“I always had to work those nights so I was missing all the shows,” she said. “I figured I’ll just push some tables out of the way and pay (the bands) in hot dogs and beer and it will be awesome.”
Now she is flooded with up 25 emails per week from local bands and others passing through town requesting some time to perform under the Tubby spotlight.
“That’s what gave me the idea,” Kirk continued, “I thought it would be really cool if we could take this out of the restaurant because our capacity is only like 60 . . . I thought why don’t we take it to the park and see how it goes.”
And thus a day of hot dogs and headbanging was born. Nine local bands signed up for the roughly eight-hour concert, including headliners Hot Little Rocket. Uptown 17th supported the idea fully, purchasing the use of a massive grill from Tao Events a local non-profit that feeds those in need around the city. A portion of the proceeds from Tubby Day went to the charity.
To see a Tubby Dog devoured from start to finish click here.
“We had no problem filling the lineup and getting the community on-board,” said Kyle Ramsay, a three-year veteran “hot dog baron.” “It’s really refreshing to hear bands, who normally would make money playing other shows, come to us willing to play for free.”

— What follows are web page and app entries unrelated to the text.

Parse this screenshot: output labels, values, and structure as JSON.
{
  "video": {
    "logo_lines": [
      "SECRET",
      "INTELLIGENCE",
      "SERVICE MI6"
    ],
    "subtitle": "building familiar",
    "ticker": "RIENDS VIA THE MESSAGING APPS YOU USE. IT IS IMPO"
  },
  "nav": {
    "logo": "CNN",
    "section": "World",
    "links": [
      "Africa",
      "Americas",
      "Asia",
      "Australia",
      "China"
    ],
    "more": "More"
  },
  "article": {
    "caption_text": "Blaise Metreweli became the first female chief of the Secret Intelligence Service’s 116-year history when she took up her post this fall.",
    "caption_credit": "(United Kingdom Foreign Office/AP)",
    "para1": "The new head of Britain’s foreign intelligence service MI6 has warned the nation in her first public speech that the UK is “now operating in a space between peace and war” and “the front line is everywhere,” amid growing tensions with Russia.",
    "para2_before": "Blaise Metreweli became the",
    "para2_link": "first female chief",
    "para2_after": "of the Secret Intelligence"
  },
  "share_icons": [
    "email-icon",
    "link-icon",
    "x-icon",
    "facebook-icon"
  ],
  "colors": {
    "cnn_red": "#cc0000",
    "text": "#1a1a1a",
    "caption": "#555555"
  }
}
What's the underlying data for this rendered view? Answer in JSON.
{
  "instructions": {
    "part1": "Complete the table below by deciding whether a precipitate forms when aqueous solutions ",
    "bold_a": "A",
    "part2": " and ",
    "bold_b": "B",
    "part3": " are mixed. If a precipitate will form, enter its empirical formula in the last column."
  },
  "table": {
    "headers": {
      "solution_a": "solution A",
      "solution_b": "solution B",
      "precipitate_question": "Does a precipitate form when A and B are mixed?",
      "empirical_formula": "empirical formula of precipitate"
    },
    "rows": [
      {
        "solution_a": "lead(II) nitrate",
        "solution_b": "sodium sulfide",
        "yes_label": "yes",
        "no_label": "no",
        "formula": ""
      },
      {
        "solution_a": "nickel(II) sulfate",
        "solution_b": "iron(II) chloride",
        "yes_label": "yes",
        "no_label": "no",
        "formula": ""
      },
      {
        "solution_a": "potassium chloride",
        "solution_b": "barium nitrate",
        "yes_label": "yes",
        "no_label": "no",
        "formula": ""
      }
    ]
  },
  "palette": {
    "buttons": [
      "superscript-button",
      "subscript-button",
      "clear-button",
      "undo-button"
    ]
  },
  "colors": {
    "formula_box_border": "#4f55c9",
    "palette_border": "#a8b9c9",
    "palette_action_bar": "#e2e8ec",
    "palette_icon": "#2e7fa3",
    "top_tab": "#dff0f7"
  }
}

Ramsay explained that while he “moonlights as a hot dog artist” twice a week he, himself, is also an avid fan of the product.
“It fills me up,” says Ramsay, patting his stomach. “While it is hurting my physique, I only work there two days per week now so I should be alright.”
The most popular dog that he serves up to ambitious customers each night is the A-Bomb. Best described as a coronary waiting to happen, the A-Bomb consists of mustard, ketchup, mayo, bacon, potato chips and space cheese.
The 20-year-old describes his tenure at Tubby Dog as the “best job I have ever had, period.” Both he and Kirk see Calgary’s arts scene as an emerging force that will likely continue to grow in the years to come.
“I think it’s got a lot of possibilities,” Kirk said. “Ten years ago kids used to grow up and just walk away from Calgary, head to Vancouver, Montreal, which is understandable because not a lot was going on here.
“I think now the possibilities are growing, it’s still a really conservative city but the kids are getting sick of it.”
For now, the staff at Tubby Dog will continue to do their part by planning more shows and events. This coming week, the venue will host live music every night from Tuesday-Sunday as part of Sled Island festival.